= Assigned task =
The lines you return should be those containing the string "JSON", taken from the data below.

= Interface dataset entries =

>>>

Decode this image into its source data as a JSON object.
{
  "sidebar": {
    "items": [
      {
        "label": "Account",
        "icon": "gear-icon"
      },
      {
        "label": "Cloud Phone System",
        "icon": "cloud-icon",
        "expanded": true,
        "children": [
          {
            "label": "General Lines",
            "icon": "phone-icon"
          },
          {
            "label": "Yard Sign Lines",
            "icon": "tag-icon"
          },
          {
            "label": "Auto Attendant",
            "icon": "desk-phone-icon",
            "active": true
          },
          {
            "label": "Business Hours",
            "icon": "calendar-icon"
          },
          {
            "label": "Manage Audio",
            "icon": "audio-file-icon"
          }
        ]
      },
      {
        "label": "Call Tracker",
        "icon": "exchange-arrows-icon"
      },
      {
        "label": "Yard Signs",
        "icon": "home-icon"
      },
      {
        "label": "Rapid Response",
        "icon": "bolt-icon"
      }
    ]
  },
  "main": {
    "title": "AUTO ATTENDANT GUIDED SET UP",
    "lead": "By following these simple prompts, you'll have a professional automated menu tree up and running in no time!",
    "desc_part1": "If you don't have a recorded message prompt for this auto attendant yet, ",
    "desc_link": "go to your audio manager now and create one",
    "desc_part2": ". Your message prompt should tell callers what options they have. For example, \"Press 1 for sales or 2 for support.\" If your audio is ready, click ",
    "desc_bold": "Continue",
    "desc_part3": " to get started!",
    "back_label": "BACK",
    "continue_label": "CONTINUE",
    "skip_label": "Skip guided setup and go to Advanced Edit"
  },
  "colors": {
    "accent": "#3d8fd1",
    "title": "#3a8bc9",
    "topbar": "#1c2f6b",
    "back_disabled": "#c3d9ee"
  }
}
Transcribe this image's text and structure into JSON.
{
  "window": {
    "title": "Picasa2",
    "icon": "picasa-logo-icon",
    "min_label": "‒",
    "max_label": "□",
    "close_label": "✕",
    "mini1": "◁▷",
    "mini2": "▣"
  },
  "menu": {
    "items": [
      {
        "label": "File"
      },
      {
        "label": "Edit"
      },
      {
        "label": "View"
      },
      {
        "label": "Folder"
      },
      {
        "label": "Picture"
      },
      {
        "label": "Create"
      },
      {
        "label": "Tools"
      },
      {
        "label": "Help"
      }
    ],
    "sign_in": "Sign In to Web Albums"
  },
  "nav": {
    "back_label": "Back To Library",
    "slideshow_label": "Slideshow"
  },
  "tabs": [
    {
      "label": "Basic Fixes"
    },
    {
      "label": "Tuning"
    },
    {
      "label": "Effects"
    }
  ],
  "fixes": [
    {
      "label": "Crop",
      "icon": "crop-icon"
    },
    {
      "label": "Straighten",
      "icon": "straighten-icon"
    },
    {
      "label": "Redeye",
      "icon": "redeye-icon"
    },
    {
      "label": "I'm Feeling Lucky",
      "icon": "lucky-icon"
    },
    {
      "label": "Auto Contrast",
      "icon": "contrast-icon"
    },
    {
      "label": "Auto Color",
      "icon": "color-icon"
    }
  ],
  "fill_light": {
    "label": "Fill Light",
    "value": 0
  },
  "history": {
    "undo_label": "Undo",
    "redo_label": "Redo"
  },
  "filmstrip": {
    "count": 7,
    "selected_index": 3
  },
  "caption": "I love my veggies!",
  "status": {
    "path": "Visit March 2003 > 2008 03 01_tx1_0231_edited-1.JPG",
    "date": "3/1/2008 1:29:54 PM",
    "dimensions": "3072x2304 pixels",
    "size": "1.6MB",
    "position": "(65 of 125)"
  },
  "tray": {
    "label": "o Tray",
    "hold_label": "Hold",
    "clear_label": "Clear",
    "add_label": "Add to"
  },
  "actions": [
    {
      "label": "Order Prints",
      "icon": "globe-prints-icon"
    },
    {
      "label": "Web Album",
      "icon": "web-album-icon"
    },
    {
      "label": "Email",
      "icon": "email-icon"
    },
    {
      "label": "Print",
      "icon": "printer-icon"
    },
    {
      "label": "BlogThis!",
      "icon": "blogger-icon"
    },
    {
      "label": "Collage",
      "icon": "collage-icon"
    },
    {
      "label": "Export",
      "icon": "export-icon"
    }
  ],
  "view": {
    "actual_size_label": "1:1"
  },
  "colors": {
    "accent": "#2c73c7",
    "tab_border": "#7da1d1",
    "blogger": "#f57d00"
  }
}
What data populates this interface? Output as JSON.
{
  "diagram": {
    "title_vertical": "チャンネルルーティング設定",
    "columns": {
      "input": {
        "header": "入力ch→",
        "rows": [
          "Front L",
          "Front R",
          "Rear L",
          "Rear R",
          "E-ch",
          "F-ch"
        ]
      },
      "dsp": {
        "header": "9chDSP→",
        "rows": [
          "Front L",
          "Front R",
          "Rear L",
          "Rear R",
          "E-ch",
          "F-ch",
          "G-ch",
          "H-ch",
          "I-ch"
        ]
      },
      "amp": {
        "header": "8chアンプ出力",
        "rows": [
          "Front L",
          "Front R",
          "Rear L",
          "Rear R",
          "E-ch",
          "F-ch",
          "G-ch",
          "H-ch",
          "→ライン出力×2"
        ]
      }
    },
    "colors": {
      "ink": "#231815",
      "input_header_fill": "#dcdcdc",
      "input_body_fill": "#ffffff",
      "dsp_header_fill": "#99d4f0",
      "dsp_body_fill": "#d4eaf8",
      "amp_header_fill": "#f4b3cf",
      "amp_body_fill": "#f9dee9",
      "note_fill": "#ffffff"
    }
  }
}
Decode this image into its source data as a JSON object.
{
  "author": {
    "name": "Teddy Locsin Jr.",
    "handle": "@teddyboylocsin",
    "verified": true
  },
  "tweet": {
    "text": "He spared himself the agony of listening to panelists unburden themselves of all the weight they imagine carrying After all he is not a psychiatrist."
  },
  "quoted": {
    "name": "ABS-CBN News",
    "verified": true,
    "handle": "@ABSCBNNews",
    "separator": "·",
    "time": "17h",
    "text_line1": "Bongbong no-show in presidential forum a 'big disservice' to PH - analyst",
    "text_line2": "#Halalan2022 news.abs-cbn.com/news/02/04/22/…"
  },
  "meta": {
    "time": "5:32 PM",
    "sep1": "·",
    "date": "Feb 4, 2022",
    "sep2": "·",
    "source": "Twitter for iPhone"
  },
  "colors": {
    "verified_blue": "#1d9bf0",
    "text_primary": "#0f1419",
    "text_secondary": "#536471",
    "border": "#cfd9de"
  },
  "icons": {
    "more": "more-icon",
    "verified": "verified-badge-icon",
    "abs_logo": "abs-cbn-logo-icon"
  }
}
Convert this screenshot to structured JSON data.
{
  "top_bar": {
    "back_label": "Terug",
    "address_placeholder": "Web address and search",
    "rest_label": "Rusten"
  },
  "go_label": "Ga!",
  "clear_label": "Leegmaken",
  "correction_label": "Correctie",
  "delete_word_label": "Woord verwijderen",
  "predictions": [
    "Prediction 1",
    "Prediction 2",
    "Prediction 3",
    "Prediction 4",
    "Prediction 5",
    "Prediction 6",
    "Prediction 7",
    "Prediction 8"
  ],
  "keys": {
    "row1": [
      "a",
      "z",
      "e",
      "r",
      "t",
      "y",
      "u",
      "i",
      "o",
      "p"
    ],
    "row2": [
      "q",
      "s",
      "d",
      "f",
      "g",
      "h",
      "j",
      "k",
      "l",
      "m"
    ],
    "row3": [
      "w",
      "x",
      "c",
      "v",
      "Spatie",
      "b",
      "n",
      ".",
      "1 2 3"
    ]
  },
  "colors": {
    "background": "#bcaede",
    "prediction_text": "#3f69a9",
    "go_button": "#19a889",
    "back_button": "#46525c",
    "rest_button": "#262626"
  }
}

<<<

= Response to this exercise =
Decode this image into its source data as a JSON object.
Transcribe this image's text and structure into JSON.
What data populates this interface? Output as JSON.
Decode this image into its source data as a JSON object.
Convert this screenshot to structured JSON data.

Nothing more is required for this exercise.